Parshat Vayera Dvar Torah
This week we read Parashat Vayera. What does Vayera mean? Vayera means that G-d shows himself to Abraham. This refers to the time when the angels came to visit Abraham on the third day after his brit. But we aren’t going to delve into this part of the story, today we are going to take a look at how we learn about the power of prayer.
Parashat Vayera Summary
- Abraham visited by the Angels
- Abraham argues with Hashem to save the city of Sodom
- Destruction of Sodom
- Birth of Isaac
- Yishmael and Hagar sent away
- The Akeidah – the binding of Isaac
- Birth of Rivka
Parashat Vayera Dvar Torah
Parashat Vayera teaches us about prayer and how to pray. In our Parasha we have for the first time Abraham, arguing with Hashem. Hashem had revealed to Abraham His plan to destroy the evil cities of Sodom and Gemorah. Cities whose values differ from those of Abraham. Abraham’s response is to stand and fight.
He cannot accept that Hashem, the righteous judge, would not act with righteousness. In a departure from what we read regarding Noah, Abraham argues and negotiates with Hashem, Maybe there are 50 righteous people, will you save the cities if there are 50 righteous? What about 45? 40? 30, 20 or 10? The Torah does not reveal to us if Abraham is successful in his defense on behalf of the city of Sodom. It appears that he failed. The cities are destroyed. So what did he achieve?
In the morning Abraham wakes up and stands at the place where he had stood before. He may have thought that his prayers had not worked when he saw the smoke rising from the destroyed cities.However, when we read the story, we see that this is not true. Lot and his family are saved, as well as the city of Zoar and its residents. Zoar was one of the 5 cities that were to be destroyed.
Parshat Vayera The Meaning Of Prayer
We do not know the power of our prayers.
No prayer goes unanswered.
The answer may not what we expected
Prayer is Chutzpah. What right do we have to approach Hashem and demand that He change his mind? Yet this is exactly what Abraham does. We see that Hashem is not angry with Abraham. To pray and ask on behalf of others is exactly what Hashem wants of us.

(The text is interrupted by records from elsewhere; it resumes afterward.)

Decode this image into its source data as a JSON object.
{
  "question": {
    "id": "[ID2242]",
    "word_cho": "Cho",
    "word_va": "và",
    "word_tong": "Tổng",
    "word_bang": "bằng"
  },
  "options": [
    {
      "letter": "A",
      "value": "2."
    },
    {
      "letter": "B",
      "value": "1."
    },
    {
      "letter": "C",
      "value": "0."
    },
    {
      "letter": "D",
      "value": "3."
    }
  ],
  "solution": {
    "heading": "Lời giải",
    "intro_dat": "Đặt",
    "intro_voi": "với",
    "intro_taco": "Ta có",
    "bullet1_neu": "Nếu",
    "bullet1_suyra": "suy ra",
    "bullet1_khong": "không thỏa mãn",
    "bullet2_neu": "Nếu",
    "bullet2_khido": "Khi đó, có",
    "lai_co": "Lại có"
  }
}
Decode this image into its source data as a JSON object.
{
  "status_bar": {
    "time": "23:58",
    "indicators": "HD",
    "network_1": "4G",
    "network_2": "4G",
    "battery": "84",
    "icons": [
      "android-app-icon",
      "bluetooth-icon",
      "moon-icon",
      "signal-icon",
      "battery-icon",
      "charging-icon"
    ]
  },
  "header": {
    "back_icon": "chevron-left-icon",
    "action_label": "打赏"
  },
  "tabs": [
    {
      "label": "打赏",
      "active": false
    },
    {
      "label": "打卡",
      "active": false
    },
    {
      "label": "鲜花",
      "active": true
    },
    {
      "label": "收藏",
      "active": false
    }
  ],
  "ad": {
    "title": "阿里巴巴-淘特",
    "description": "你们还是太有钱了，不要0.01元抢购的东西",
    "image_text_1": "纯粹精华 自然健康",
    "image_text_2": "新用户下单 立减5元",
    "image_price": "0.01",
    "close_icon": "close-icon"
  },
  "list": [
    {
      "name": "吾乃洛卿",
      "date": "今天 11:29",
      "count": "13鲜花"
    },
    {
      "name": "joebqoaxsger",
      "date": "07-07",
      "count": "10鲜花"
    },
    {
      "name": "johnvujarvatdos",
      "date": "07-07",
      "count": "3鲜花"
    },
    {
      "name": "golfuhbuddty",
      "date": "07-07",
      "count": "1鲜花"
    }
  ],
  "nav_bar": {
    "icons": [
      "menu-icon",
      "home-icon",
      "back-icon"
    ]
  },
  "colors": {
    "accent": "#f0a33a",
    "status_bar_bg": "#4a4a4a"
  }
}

Abraham’s prayer becomes the paradigm and formula as to how we approach Hashem. How? Abraham stands before Hashem- so too do we in the Amidah. Abraham returns to the same place- he has a fixed place to pray. So to do we have a fixed place to pray. Abraham opened his prayer with praise, then made his request. Our prayers follow the same format. The structure of our prayers begins with praise and then moves to requests.
We begin our prayers by invoking the phrase G-d of Abraham- for we, as his descendants follow in his footsteps and formula when we pray to Hashem.
We do not appreciate the power of our prayers. Sometimes the prayers are answered immediately. Sometimes they need to accumulate to have an effect, as Moses did when he prayed for 40 days to gain atonement for the Jewish People. We prayed for 2000 years for a homeland. A hope that was fulfilled in our generation.
The Jewish People have survived because we understood that there is a power to prayer. We learned this from Abraham.
Prayer A Dialogue
Jewish Prayer was introduced to us by our Father Abraham. He was the one who introduced the idea of praying in the morning. Abraham also taught us that prayer is a conversation, a dialogue between ourselves and the Master of the Universe. We have this gift every day.
Praying is not easy. To appreciate the depth of our prayers and the nuances in the text is beyond our ability. For many, the Hebrew is hard, it is poetic and difficult to understand. This is the challenge that we all face. I have suggested to many congregants that it is better to say fewer prayers with true intention than to rush through all the prayers in the Siddur.
The siddur is not just a prayer book, it also is a commentary and an explanation of many of the key principles of Judaism. Each of us can gain, not only praying from a siddur, but also by spending some time to analyse what it is we are saying and why we say it.
Isn’t it time that we, the descendants of Abraham, follow in his footsteps and engage in a dialogue with the Divine?